The answer is the number of lines in the data that contain the word "duration"; give it alone.
--- Data to examine ---
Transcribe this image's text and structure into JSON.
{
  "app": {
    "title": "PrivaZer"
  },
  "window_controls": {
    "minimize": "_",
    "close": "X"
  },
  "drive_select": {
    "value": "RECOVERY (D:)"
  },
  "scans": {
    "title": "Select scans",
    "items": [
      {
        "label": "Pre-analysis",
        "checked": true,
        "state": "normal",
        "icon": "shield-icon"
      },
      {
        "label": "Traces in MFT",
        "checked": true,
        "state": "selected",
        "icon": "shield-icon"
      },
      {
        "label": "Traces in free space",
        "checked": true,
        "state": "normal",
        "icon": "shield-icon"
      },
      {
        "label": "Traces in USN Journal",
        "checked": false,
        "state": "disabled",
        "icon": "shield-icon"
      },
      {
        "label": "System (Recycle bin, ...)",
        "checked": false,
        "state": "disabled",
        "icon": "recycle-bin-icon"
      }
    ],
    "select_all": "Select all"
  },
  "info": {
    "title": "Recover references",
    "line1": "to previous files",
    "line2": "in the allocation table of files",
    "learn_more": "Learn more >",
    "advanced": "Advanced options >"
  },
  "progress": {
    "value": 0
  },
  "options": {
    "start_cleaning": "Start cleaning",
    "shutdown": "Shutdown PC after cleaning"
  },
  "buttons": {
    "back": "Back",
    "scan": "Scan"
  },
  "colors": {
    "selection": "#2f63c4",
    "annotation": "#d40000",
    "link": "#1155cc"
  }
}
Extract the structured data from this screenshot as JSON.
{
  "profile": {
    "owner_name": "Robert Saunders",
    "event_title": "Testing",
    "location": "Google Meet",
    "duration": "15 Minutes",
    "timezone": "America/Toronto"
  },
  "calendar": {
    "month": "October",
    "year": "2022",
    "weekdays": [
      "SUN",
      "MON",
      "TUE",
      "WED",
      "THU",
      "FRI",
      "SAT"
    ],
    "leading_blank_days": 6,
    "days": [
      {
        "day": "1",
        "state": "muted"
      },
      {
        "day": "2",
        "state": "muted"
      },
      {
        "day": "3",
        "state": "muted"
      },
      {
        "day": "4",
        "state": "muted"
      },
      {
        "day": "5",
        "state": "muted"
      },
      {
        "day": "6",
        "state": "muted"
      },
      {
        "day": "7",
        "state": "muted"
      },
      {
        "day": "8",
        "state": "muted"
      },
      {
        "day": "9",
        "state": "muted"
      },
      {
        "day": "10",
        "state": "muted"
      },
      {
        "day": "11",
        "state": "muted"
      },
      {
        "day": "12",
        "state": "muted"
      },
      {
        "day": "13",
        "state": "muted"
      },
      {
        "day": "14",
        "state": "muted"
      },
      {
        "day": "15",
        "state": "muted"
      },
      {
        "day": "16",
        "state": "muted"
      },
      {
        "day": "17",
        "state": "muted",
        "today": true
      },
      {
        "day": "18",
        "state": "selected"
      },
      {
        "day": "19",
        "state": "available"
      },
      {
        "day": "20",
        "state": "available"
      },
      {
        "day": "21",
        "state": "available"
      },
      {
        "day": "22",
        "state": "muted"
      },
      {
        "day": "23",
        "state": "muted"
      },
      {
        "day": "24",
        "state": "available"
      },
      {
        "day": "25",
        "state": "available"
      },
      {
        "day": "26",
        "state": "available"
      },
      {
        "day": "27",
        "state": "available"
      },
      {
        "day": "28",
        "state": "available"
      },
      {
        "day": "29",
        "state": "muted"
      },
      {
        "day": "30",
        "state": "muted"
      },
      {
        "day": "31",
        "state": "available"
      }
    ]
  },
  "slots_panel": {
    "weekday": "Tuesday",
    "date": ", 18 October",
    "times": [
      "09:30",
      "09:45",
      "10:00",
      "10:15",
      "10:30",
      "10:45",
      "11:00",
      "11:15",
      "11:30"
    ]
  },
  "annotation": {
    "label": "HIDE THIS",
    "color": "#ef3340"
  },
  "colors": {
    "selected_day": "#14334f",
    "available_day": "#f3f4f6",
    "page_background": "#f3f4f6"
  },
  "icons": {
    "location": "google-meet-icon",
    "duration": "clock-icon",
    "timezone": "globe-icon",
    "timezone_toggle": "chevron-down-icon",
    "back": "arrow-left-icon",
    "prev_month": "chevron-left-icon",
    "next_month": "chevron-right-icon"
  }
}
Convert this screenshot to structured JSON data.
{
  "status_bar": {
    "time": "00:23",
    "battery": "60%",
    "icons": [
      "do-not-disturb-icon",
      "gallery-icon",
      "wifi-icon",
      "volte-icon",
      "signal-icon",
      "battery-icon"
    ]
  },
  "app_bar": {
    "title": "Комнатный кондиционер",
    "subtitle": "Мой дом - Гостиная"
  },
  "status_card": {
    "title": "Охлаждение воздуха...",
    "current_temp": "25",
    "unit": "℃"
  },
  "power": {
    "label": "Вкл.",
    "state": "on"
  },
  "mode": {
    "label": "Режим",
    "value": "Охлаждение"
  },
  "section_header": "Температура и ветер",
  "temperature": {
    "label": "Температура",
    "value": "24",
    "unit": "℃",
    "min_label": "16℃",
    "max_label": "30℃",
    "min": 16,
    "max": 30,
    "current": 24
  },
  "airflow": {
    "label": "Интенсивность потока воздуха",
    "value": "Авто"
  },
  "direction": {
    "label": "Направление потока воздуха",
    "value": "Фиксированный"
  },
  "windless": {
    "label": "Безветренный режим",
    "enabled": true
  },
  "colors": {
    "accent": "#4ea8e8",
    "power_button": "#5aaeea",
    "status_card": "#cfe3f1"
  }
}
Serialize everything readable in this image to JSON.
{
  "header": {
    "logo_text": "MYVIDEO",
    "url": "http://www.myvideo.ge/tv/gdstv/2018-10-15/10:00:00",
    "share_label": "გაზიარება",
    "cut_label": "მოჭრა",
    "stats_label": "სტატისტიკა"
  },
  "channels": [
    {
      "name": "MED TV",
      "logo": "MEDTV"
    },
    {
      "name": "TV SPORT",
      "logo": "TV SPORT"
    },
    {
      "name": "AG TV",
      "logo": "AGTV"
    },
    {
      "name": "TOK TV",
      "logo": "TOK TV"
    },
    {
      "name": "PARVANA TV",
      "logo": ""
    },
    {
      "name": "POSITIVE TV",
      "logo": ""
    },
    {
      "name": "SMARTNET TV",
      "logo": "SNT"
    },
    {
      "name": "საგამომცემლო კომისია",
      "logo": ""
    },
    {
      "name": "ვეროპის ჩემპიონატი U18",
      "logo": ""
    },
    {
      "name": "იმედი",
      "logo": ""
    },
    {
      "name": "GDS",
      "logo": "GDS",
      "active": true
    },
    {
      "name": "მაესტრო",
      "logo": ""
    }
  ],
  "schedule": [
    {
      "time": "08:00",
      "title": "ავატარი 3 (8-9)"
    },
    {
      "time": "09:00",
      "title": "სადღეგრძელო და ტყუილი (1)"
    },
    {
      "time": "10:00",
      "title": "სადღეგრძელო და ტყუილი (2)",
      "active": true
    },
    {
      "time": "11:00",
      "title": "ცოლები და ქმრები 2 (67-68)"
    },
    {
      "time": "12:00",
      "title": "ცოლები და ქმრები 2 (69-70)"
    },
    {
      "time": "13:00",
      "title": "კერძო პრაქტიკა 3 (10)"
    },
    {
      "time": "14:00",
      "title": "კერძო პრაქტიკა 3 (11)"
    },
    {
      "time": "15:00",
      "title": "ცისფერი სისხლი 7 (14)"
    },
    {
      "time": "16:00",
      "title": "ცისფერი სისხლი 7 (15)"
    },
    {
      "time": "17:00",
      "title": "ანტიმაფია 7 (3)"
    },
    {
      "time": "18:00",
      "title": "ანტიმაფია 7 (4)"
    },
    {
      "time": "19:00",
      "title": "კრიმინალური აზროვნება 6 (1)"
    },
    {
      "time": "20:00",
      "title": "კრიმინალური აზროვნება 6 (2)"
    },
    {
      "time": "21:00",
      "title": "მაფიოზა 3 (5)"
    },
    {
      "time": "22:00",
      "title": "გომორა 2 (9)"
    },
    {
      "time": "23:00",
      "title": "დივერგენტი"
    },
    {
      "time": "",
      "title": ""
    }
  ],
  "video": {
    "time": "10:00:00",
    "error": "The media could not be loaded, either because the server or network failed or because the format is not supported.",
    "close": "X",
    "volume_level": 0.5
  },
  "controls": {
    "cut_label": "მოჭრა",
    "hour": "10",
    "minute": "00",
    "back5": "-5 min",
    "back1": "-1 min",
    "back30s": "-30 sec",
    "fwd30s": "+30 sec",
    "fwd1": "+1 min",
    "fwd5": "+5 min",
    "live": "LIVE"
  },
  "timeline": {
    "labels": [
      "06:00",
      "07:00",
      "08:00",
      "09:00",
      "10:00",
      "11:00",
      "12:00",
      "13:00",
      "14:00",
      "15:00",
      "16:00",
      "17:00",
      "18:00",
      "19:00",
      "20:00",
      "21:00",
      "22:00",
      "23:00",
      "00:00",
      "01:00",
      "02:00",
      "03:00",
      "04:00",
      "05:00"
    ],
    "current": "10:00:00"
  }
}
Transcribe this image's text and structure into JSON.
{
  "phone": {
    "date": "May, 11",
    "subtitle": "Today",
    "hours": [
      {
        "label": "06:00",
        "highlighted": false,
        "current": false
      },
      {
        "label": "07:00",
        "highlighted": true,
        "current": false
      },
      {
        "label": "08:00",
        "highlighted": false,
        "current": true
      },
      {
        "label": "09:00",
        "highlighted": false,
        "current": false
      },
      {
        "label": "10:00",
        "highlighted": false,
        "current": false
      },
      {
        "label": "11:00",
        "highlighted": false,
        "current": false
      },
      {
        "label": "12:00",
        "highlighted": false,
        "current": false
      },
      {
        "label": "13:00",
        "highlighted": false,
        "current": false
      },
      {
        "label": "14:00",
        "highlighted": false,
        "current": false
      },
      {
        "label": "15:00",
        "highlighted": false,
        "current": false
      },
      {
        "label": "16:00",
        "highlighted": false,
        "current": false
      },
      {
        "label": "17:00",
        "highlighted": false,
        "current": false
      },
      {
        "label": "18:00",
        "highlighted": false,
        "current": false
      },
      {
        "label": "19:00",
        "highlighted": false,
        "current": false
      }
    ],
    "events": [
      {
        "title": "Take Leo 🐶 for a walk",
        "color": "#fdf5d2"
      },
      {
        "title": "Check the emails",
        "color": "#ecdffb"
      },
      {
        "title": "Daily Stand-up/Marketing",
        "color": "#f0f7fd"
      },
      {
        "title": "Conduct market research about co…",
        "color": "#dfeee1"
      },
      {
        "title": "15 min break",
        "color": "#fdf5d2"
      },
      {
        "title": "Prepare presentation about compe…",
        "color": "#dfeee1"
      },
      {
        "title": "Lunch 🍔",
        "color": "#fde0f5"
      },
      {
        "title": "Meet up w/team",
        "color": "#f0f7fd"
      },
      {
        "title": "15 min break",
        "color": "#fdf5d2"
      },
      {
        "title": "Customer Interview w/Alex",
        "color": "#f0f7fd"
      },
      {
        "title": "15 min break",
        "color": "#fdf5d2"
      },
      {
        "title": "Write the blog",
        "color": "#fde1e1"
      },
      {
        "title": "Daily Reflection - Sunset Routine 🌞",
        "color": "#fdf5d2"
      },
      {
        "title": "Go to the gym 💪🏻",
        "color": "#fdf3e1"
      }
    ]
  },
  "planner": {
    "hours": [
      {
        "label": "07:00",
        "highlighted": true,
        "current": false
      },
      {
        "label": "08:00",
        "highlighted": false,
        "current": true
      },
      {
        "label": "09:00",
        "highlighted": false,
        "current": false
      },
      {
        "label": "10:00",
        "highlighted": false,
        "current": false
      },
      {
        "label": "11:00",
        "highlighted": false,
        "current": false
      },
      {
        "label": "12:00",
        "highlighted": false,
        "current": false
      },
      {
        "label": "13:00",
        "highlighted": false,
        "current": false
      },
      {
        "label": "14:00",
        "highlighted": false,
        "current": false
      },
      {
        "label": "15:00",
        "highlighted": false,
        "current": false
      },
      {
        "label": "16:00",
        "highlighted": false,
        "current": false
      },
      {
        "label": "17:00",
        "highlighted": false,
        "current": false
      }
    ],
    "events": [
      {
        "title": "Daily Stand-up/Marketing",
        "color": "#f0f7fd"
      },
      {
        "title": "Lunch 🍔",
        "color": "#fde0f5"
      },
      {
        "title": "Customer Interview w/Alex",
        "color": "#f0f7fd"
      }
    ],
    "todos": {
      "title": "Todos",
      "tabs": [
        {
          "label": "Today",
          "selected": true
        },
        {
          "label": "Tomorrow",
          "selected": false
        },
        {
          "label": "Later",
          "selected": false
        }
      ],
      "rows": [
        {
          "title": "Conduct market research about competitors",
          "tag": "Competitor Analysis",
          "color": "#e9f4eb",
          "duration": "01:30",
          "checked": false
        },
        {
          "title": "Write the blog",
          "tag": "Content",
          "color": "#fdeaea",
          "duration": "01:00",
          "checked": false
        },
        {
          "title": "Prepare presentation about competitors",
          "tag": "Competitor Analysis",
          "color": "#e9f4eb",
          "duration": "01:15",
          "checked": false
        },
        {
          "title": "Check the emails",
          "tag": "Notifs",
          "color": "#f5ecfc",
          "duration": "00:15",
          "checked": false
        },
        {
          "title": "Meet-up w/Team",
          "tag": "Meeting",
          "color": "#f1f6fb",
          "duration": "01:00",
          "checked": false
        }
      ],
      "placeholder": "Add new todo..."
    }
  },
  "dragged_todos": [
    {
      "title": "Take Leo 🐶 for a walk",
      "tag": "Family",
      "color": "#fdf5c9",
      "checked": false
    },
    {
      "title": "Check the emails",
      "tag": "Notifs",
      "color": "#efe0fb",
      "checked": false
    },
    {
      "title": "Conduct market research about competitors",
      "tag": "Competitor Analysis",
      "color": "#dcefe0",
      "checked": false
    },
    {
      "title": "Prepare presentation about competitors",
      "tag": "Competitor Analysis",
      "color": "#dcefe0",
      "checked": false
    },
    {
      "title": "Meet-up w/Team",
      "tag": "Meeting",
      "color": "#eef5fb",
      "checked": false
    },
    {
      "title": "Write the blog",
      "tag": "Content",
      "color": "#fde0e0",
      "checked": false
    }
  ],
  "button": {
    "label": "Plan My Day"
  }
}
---
— The completed task —
7